Business & Policy
In the world today, the first may be lost
May 26, 2008 - In this world, nothing is so simple as to be black and white. Take the agri-food industry for example. From where I sit, the accurate picture of agriculture offered to those in urban centres like Toronto, Vancouver, Ottawa and Montreal has been long-obscured by a series of issues that will never allow for a singular, one-stop shopping approach to understanding and enlightenment.
By Ralph Pearce
In this world, nothing is so simple as to be black and white.
Take the agri-food industry for example. From where I sit, the accurate picture of agriculture offered to those in urban centres like Toronto, Vancouver, Ottawa and Montreal has been long-obscured by a series of issues that will never allow for a singular, one-stop shopping approach to understanding and enlightenment. In the course of 24 hours, there are too many news stories, events and other meaningless trivia to easily digest the complexities of food production in Canada. Supply management, the workings of the CBoT and the CWB, the widening disconnect between farm producers and the consumer, the unwritten (but undeniable) cheap food policy of the federal and provincial governments, foreign subsidies, the public’s inability to grasp basic scientific principles, the long-term cost of cheap food imports, pesticide bans and food safety regulations in Canada and other countries, all make ‘simple’ an impossibility.
Then of course, there is the ‘food versus fuel’ debate and the growing appetite of the developing middle class in India and China (among other nations). These two swells form opposite ends of the same bone now being gnawed upon by the pundits of the mainstream media. They chew on it continuously, then stand back and wonder why there is no meat to the issue, before descending on it once again in the hopes that they will find some morsel they missed on the first go around.
It never ceases to amaze me the lengths -or lack thereof -that media types will go to in an attempt to parrot what little they have learned, particularly without understanding the fundamentals of a subject. They tackle the pricing structure of food in North America, yet conveniently omit the combined impacts of commodity speculators, millers and processors, rising transportation costs and the generous mark-up at retail outlets. They warn of ‘skyrocketing prices’, yet fail to acknowledge the fact that ‘Food Freedom Day’, the day on which the average Canadian has earned enough money to buy his or her groceries for the entire year, occurred in 2008 on February 3rd. In past years, the day has been marked on February 7th or 8th; in 2008, it took just 34 days. Granted, the earlier date can be accounted for by the higher increases in disposable income relative to the price of food.

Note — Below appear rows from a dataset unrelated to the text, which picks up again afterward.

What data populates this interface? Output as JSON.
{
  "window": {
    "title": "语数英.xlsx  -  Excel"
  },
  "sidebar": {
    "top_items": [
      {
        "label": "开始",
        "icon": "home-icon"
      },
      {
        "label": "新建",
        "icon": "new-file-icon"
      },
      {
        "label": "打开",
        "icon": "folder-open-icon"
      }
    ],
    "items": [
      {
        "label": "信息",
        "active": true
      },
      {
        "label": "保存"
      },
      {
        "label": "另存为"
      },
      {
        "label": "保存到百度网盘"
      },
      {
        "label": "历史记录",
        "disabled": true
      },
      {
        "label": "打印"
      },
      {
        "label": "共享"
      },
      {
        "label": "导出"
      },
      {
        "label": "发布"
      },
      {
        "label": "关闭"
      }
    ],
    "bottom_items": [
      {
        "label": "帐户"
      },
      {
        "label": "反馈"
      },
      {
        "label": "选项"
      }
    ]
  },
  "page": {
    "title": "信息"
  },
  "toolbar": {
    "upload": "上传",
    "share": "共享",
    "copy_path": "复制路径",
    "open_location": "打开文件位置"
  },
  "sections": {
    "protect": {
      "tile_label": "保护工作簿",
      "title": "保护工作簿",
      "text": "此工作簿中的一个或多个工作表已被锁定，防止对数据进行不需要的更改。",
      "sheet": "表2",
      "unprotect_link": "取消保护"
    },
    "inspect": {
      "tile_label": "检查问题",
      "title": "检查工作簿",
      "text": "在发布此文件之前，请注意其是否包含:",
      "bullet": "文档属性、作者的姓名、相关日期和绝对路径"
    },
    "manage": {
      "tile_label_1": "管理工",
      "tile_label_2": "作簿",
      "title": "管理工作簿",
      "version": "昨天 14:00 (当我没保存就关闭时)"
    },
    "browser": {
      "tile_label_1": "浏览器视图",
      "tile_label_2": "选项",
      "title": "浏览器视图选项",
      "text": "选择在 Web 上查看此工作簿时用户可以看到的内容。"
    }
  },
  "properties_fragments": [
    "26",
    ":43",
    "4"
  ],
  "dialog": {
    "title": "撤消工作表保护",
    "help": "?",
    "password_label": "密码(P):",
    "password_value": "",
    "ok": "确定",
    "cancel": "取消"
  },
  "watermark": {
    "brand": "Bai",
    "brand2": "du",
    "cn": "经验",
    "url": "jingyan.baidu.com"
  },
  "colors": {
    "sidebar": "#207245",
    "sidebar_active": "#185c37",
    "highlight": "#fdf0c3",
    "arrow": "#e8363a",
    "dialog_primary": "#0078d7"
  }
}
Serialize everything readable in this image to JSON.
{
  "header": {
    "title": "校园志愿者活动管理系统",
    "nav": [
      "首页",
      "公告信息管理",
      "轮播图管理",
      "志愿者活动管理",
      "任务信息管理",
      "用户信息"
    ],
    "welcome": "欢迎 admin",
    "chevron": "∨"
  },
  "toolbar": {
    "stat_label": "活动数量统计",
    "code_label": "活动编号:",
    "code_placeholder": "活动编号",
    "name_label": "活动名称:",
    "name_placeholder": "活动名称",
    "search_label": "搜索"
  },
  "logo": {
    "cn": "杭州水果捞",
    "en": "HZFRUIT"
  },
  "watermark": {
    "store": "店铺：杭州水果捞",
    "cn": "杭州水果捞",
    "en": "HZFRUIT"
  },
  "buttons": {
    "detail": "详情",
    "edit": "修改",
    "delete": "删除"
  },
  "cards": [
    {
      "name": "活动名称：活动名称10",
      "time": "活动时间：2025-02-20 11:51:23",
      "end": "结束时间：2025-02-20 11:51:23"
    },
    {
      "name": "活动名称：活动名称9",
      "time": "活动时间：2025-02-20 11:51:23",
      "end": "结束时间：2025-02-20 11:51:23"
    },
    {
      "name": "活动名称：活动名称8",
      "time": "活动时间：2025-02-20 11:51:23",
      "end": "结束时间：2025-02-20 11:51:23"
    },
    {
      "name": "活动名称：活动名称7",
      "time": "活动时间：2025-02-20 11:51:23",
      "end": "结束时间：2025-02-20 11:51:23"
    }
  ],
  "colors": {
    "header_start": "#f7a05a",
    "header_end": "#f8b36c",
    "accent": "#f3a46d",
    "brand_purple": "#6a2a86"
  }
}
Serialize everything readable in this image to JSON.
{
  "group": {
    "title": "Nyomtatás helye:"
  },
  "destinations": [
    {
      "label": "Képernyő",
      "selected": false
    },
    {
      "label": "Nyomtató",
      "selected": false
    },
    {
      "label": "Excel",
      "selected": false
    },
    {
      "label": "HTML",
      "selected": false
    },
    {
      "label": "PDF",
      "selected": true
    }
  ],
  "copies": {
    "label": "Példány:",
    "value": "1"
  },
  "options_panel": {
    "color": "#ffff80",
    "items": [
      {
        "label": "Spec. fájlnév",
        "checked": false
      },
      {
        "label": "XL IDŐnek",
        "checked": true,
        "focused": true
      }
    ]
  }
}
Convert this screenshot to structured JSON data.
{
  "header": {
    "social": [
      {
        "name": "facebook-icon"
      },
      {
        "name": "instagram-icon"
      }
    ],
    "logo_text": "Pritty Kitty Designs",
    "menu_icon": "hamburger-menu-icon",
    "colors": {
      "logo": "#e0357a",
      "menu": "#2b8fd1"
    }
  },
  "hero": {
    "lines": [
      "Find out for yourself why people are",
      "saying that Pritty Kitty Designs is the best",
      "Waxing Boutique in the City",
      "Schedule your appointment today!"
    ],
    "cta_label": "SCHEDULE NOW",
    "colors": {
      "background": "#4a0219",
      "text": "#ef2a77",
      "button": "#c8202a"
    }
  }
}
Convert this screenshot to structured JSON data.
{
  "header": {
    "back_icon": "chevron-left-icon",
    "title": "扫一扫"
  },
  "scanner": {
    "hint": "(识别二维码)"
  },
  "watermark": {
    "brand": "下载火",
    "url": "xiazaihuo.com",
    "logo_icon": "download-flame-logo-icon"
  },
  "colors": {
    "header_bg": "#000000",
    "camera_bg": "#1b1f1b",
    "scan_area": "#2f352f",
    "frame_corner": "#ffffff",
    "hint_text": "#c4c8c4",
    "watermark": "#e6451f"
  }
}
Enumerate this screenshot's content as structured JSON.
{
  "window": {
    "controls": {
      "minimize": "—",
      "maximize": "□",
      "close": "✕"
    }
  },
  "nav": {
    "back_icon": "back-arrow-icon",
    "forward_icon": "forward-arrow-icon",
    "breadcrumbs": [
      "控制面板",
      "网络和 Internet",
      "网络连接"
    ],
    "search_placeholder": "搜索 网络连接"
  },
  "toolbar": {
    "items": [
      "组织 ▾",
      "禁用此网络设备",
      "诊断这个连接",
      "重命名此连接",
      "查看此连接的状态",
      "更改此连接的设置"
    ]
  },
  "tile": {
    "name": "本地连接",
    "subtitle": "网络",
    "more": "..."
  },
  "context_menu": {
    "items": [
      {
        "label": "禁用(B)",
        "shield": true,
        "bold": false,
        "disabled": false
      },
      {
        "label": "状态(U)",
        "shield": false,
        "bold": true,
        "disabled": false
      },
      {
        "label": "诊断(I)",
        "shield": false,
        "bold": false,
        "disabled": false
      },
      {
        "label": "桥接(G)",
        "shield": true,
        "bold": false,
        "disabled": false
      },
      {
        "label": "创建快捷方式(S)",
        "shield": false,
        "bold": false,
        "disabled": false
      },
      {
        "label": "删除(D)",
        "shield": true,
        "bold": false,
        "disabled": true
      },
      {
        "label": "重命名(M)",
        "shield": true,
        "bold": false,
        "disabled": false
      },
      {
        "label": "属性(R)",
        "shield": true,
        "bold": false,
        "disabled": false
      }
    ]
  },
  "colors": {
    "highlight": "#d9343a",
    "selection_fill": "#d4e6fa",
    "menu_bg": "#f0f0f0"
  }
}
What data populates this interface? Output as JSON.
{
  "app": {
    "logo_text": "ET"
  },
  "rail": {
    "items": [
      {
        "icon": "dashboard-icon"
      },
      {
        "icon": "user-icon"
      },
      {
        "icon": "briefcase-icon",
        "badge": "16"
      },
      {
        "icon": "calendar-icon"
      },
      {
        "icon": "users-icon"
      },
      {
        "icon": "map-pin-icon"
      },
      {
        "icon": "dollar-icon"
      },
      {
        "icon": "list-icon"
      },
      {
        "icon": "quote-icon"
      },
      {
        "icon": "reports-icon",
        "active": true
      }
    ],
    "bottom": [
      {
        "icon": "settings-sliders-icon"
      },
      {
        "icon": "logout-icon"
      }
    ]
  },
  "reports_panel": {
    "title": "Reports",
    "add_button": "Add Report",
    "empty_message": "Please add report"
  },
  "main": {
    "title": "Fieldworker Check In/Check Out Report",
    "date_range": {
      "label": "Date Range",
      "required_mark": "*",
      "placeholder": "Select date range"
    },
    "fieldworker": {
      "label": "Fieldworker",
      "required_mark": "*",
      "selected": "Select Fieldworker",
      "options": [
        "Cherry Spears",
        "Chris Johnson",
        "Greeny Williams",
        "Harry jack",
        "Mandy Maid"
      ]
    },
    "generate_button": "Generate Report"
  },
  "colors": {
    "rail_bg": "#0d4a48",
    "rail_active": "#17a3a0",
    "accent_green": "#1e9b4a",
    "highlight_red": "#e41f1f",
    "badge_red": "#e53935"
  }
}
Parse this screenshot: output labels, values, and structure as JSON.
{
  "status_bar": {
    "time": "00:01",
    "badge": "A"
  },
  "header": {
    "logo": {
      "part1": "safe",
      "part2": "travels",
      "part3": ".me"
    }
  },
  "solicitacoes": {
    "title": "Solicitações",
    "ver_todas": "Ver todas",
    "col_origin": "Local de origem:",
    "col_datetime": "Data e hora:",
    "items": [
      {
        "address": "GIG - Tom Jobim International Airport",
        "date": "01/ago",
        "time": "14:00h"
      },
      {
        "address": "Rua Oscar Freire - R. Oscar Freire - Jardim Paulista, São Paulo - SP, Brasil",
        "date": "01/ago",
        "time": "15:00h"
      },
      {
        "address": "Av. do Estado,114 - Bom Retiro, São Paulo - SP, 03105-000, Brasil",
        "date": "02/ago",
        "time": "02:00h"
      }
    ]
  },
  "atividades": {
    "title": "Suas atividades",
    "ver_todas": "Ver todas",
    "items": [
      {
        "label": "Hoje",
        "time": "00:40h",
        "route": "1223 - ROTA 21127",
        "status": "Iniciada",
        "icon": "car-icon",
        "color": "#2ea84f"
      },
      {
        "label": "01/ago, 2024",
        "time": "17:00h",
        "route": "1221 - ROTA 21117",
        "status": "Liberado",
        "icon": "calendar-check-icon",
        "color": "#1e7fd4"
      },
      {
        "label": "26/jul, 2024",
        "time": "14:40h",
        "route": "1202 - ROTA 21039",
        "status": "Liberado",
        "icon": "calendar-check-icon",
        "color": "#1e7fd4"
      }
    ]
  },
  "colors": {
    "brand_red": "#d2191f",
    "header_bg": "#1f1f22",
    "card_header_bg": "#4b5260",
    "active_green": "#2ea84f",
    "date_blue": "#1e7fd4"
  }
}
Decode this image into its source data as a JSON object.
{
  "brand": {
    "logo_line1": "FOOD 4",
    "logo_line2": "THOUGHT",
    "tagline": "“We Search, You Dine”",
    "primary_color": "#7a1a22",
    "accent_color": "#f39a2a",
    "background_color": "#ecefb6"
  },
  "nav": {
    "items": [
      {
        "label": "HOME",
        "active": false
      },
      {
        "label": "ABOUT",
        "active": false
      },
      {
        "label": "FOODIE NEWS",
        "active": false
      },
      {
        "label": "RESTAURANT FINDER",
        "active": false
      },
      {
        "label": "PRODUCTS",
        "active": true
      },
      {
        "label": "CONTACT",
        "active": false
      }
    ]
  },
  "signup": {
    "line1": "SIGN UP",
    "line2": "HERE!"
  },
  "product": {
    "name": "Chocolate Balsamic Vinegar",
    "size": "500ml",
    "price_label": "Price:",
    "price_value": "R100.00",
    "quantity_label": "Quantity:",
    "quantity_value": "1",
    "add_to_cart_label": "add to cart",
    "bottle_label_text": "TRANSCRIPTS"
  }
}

But instead of doing what is necessary -and more difficult but thorough -the headlines warn of hunger and devastation, and how Western Canadian grain farmers will soon “see more Mercedes dealerships being built in rural areas” (The Globe & Mail, Feb. 26, 2008).
This is the sad truth about the urban media, in spite of the fact that they have improved, albeit slightly, in the past year. Then again, the media improved because they had no choice (there was little room for them to worsen). The world of agriculture was thrust on to the world stage, seemingly overnight, so for the media to ignore the need to expand their shockingly limited grasp of the agri-food industry would be to admit to a level of incompetence not seen since the Walkerton tragedy in 2000. Hindsight may be 20/20, and we know now that agriculture may have played a role in Walkerton, but as an industry it did not pull the trigger, nor was it one of the bullets. But it clearly showed just how little the media (mostly based in Toronto and the other larger urban centres) knew about agriculture and how quickly the daily outlets will ignore facts in favour of selling newspapers and winning market share.
Has it improved?
Well, a little, depending on your source. A piece in the Toronto Star (Agriculture’s new ‘golden age’ -Mar. 1/08) provided a fairly accurate representation of the agri-food industry and rising commodity prices. But near the end of the piece came this brain cramp: “Even farmers, the principal beneficiaries of high food prices…..”.
One step forward, two steps back; advance and retreat, advance and retreat….
The notion that growers had yet to plant a new crop to take advantage of high commodity -not food -prices, much less harvest it, was lost on most reporters. The notion that Saskatchewan wheat farmers do not harvest loaves of bread directly from the field may have been a surprise to some -as it likely is to many consumers.
It all just seems too hard for people to struggle through the realities of the subject.
And the question I always ask regarding the Toronto or Vancouver media is that if they do such an abysmal job on agriculture, who knows if they are accurately grasping the complexities of health care, education, science and technology or the world of politics. The latest pop star to go into rehab or the manic behaviour of another sports icon can be captured on film or in print down to the last detail or statistic, but getting an accurate reflection of the farmers’ share of the food dollar or their overall contributions to society is often asking too much.
It should not be this difficult.
In this day and age, with so much information available, literally at your fingertips, there is no reason for misinterpretations and erroneous reporting.
We all deserve better.